== Exercise input

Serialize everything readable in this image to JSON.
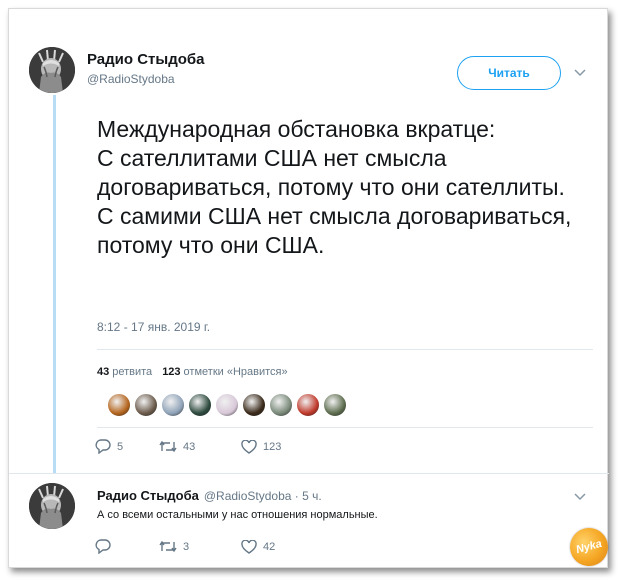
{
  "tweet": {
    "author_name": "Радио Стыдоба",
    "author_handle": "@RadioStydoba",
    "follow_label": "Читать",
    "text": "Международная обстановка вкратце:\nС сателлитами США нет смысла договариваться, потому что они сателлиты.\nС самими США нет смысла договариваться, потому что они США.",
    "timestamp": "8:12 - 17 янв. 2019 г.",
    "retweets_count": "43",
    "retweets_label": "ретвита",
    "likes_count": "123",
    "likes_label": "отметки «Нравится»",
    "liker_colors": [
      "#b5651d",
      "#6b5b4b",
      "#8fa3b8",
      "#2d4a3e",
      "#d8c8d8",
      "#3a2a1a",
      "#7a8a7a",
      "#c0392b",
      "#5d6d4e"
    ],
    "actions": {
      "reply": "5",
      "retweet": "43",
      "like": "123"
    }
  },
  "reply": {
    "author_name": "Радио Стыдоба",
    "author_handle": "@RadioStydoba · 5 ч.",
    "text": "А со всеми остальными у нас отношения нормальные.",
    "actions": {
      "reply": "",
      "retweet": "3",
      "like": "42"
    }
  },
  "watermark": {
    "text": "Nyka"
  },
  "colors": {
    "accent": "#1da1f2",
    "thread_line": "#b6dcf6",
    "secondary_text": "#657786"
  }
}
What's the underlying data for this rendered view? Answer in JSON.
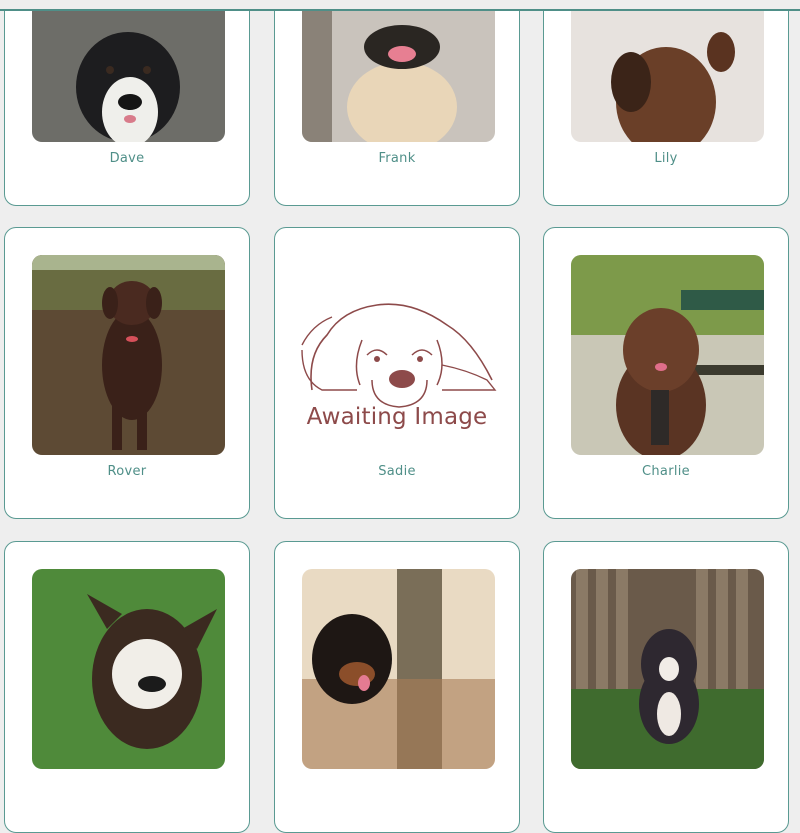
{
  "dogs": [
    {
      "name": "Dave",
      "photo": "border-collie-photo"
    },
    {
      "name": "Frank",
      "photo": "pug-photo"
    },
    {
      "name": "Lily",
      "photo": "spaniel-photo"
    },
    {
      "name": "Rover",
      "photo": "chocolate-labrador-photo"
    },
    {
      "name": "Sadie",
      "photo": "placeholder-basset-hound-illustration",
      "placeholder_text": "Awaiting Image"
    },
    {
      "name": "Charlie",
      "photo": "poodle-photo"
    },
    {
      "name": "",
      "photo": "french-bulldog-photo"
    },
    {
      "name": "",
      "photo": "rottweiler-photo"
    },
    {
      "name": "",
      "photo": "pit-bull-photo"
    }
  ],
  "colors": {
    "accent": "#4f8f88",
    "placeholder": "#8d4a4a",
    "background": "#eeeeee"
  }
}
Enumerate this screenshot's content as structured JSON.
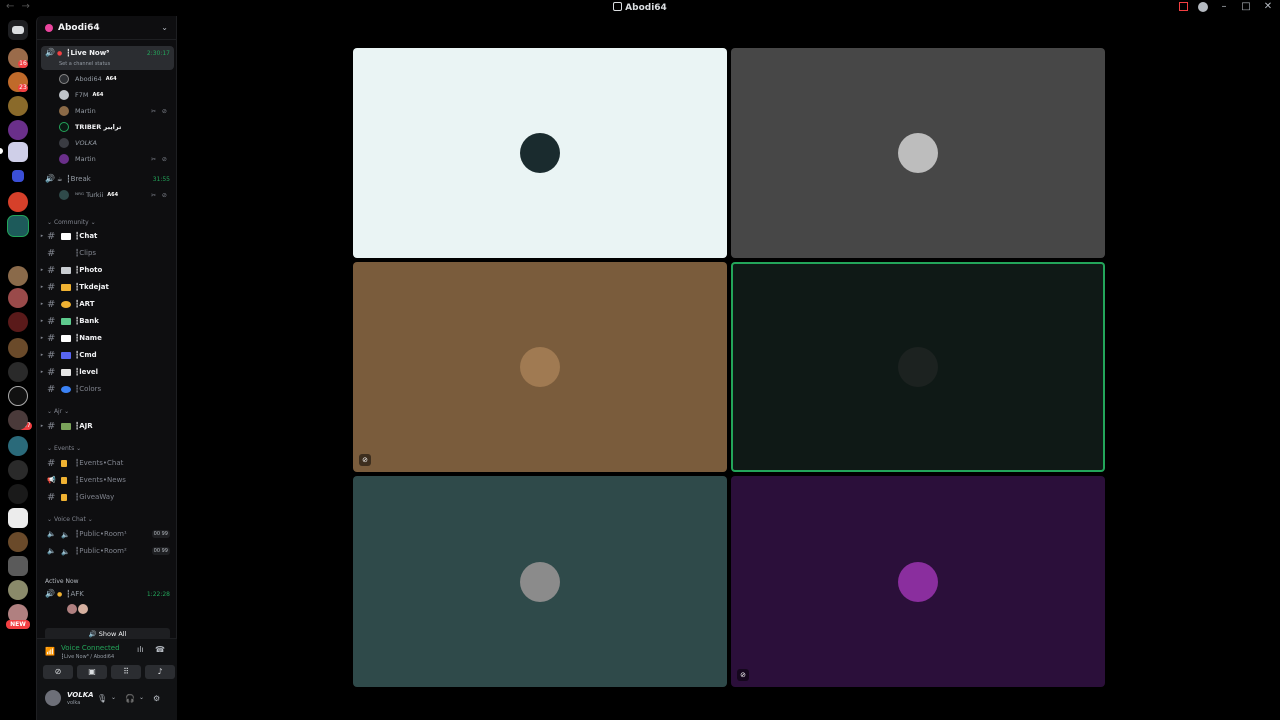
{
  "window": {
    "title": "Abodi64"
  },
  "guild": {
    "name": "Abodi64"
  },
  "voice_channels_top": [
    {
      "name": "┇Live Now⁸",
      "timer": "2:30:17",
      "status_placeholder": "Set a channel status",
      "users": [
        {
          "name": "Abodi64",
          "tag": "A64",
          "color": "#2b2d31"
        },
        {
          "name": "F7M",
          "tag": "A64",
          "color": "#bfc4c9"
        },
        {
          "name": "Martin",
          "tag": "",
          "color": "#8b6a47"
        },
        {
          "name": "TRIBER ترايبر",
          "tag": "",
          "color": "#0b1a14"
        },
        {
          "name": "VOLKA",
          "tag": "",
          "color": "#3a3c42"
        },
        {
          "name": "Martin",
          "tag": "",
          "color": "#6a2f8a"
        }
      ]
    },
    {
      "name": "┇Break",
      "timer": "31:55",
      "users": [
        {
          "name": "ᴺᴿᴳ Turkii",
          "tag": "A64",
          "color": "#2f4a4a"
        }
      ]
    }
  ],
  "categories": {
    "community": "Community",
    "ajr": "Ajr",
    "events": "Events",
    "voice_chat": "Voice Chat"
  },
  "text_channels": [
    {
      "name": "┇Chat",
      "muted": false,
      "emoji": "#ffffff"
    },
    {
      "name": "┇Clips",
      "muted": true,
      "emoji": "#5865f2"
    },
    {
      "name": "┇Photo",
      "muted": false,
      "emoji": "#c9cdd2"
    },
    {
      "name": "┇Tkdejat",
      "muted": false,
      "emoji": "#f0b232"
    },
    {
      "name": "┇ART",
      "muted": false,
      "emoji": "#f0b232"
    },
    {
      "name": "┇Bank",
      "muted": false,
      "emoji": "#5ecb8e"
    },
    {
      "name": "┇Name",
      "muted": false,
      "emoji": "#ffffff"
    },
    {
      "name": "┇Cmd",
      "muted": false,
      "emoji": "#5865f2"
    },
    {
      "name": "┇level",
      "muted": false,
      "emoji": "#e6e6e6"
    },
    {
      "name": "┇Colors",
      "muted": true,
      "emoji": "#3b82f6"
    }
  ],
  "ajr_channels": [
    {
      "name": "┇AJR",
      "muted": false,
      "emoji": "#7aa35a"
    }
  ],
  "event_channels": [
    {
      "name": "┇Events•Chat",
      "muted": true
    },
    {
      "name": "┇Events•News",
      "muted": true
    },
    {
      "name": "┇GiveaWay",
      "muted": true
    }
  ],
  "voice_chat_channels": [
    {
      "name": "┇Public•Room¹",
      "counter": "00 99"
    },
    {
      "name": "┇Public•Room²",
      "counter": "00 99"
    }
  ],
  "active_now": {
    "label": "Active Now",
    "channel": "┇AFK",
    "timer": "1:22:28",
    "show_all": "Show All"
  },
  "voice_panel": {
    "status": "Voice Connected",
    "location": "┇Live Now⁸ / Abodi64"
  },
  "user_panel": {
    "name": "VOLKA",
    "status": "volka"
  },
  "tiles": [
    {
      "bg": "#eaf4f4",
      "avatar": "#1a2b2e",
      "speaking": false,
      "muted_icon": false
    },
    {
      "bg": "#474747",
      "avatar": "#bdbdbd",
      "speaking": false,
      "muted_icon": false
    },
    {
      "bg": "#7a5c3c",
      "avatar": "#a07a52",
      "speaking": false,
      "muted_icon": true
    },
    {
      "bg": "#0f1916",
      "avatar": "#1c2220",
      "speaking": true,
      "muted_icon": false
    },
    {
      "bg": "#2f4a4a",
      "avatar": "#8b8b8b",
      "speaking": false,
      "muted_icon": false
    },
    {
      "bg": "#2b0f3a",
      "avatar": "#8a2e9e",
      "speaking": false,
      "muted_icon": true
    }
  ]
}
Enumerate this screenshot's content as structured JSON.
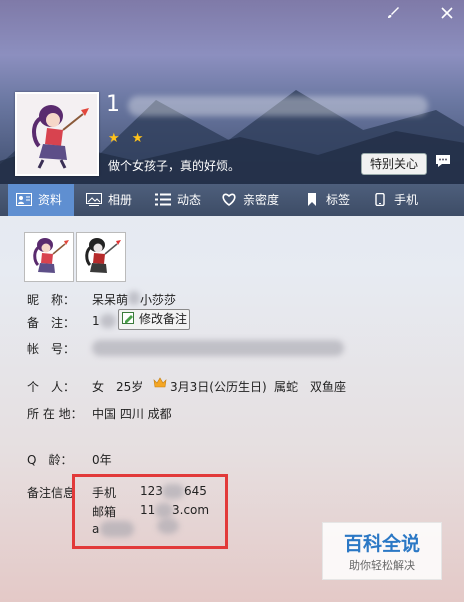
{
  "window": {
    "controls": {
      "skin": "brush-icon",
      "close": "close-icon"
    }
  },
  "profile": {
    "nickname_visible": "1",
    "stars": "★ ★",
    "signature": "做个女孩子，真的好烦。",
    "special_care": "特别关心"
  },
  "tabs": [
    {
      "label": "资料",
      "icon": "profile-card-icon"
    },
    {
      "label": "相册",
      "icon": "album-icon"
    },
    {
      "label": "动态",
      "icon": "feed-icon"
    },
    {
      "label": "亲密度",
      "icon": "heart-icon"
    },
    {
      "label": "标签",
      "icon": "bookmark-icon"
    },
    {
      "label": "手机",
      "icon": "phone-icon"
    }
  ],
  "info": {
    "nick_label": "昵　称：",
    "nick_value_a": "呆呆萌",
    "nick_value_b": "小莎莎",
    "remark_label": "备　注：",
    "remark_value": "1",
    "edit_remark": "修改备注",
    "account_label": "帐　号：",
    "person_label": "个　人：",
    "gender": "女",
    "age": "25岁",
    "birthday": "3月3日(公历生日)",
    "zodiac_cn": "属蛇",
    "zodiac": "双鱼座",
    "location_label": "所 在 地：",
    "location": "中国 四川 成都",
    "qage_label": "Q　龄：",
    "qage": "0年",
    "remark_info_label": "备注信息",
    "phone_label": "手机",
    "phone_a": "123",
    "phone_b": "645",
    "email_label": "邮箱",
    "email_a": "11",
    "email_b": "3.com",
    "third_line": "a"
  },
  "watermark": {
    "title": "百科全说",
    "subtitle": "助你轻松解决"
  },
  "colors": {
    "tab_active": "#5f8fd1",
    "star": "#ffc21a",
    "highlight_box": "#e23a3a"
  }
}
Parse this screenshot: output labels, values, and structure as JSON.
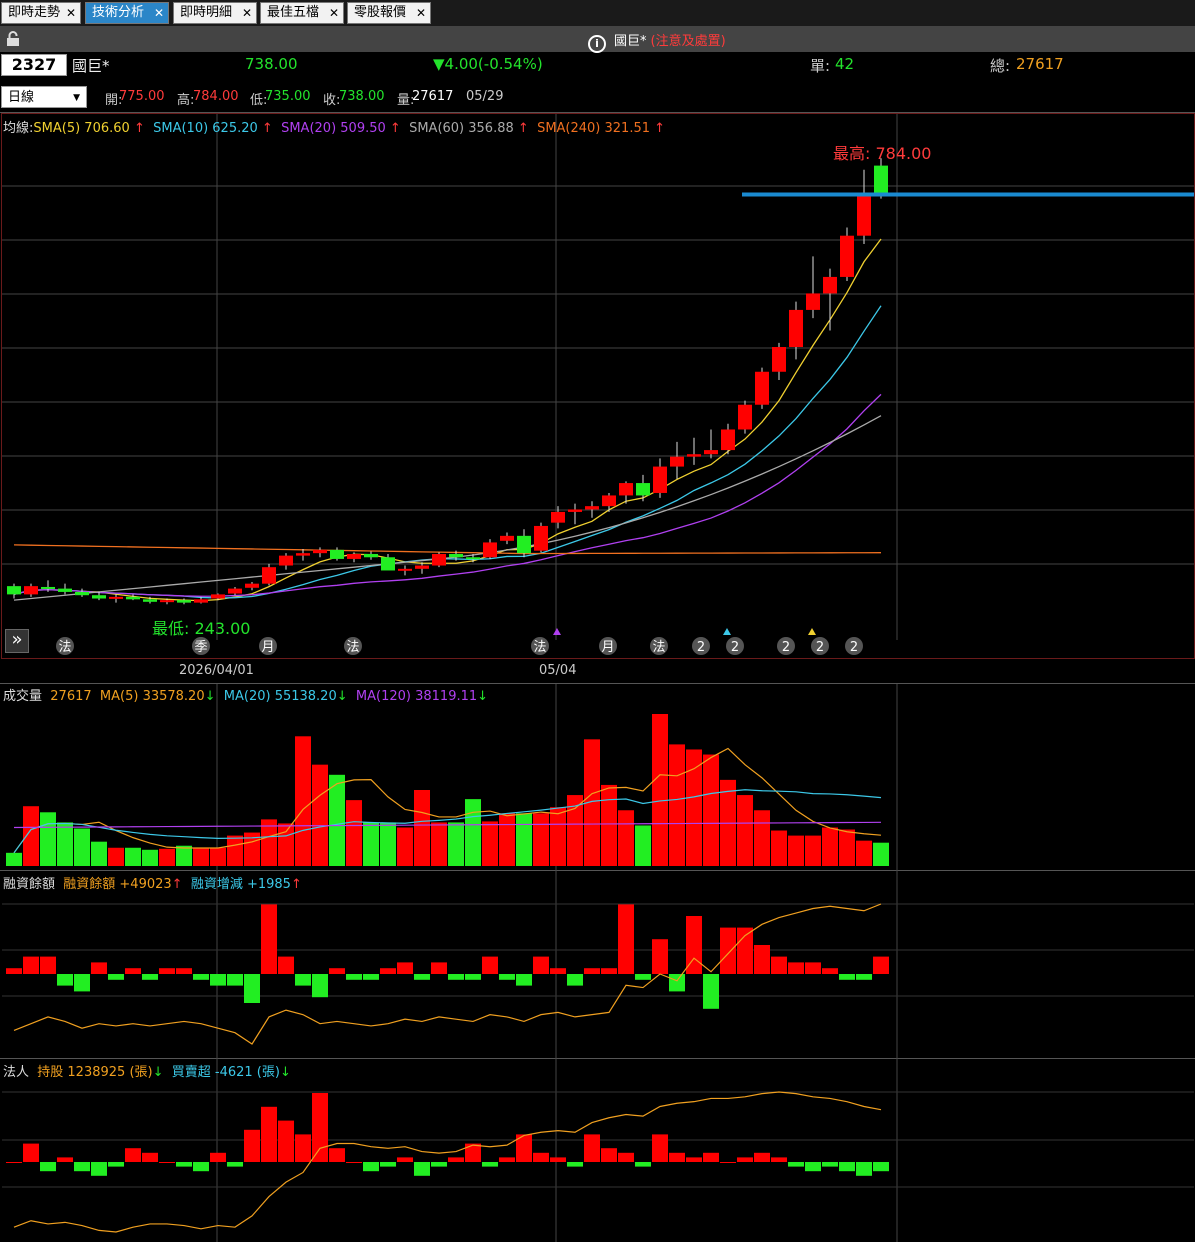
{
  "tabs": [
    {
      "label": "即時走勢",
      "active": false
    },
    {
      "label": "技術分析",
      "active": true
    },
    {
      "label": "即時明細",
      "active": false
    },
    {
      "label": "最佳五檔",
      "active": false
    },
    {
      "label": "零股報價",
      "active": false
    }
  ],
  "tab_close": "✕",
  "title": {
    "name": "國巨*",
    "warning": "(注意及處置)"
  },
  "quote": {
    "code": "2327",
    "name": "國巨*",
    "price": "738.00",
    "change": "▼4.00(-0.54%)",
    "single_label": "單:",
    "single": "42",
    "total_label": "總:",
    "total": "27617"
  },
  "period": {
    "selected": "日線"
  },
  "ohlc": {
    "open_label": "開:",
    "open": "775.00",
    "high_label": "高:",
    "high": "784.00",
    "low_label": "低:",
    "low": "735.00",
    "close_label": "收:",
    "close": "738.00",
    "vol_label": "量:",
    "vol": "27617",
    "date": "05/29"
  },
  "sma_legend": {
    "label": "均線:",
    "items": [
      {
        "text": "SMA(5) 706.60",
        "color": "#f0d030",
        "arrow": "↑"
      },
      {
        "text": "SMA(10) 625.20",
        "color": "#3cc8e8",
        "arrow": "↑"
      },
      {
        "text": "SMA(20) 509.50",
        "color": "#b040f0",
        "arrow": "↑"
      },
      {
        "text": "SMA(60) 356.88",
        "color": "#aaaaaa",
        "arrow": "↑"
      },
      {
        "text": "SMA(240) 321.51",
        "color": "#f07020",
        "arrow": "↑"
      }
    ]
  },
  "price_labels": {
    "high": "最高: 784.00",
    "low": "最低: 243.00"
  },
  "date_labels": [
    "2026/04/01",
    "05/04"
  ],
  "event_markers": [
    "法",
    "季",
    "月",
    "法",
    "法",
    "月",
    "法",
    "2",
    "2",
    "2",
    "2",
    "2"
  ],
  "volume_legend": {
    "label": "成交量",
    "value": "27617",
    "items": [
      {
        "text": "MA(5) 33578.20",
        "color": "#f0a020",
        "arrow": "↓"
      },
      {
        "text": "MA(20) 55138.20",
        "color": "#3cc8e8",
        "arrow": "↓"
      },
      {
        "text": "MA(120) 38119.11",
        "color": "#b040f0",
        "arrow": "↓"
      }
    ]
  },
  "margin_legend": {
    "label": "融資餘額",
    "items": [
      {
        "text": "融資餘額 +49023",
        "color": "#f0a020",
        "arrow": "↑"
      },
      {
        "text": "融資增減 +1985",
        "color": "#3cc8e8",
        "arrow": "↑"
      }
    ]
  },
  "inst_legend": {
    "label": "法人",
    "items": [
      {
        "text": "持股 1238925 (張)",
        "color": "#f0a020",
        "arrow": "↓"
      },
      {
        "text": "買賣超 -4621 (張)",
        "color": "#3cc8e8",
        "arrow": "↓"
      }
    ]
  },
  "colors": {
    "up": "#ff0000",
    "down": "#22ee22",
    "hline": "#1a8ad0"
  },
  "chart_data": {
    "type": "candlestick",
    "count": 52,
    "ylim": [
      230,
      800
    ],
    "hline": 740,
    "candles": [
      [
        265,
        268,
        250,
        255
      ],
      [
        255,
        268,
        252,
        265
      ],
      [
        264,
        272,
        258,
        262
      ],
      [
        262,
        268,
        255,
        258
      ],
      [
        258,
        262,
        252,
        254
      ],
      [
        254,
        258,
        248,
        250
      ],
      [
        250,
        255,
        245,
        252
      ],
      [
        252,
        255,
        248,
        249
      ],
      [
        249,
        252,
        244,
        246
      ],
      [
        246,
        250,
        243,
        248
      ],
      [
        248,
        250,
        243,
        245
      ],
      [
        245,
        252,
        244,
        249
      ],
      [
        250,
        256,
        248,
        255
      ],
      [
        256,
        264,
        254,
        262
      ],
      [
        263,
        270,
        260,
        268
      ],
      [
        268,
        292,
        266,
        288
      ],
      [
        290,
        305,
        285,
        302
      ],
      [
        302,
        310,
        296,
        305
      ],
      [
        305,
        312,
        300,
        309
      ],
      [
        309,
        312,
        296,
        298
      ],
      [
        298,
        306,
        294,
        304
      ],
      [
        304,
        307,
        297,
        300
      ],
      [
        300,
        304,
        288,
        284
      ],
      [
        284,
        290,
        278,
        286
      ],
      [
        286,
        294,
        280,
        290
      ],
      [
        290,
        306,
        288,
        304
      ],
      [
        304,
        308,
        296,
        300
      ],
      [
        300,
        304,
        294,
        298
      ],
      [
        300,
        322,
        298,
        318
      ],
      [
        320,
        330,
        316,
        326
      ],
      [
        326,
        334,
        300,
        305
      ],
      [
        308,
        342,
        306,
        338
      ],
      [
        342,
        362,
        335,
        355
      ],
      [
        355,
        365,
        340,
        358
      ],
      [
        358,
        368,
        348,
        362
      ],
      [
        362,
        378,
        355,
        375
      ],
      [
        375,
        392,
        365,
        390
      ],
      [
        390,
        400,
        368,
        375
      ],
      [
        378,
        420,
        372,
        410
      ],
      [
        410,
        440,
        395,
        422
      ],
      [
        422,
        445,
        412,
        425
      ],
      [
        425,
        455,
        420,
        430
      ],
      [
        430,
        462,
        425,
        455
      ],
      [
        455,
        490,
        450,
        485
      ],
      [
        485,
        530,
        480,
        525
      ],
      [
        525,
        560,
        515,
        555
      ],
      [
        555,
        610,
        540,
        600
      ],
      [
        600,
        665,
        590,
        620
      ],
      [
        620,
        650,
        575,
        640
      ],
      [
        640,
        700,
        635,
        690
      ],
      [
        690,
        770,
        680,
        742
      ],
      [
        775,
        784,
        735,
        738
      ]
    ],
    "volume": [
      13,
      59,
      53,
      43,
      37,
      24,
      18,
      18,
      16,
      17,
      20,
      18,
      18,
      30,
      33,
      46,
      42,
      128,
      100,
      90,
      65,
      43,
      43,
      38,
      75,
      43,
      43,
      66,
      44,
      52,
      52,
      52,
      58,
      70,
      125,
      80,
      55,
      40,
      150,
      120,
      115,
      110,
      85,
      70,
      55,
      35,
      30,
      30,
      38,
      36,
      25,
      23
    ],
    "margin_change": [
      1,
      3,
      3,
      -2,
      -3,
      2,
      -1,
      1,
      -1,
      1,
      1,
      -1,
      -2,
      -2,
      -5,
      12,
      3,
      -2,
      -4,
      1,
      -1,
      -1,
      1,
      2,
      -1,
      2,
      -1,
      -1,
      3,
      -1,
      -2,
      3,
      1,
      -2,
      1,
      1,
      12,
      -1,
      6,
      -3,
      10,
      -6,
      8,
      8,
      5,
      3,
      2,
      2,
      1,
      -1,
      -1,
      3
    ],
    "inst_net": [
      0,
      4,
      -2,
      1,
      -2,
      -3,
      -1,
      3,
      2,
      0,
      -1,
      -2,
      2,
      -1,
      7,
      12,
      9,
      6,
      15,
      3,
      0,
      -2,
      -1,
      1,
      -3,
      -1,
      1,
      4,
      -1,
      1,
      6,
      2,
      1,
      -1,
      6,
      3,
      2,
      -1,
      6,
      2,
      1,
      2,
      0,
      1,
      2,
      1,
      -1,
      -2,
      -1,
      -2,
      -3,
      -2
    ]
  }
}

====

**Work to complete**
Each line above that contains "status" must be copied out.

**Result of this task**
      "status_placeholder": "Set a channel status",
    "status": "Voice Connected",
    "status": "volka"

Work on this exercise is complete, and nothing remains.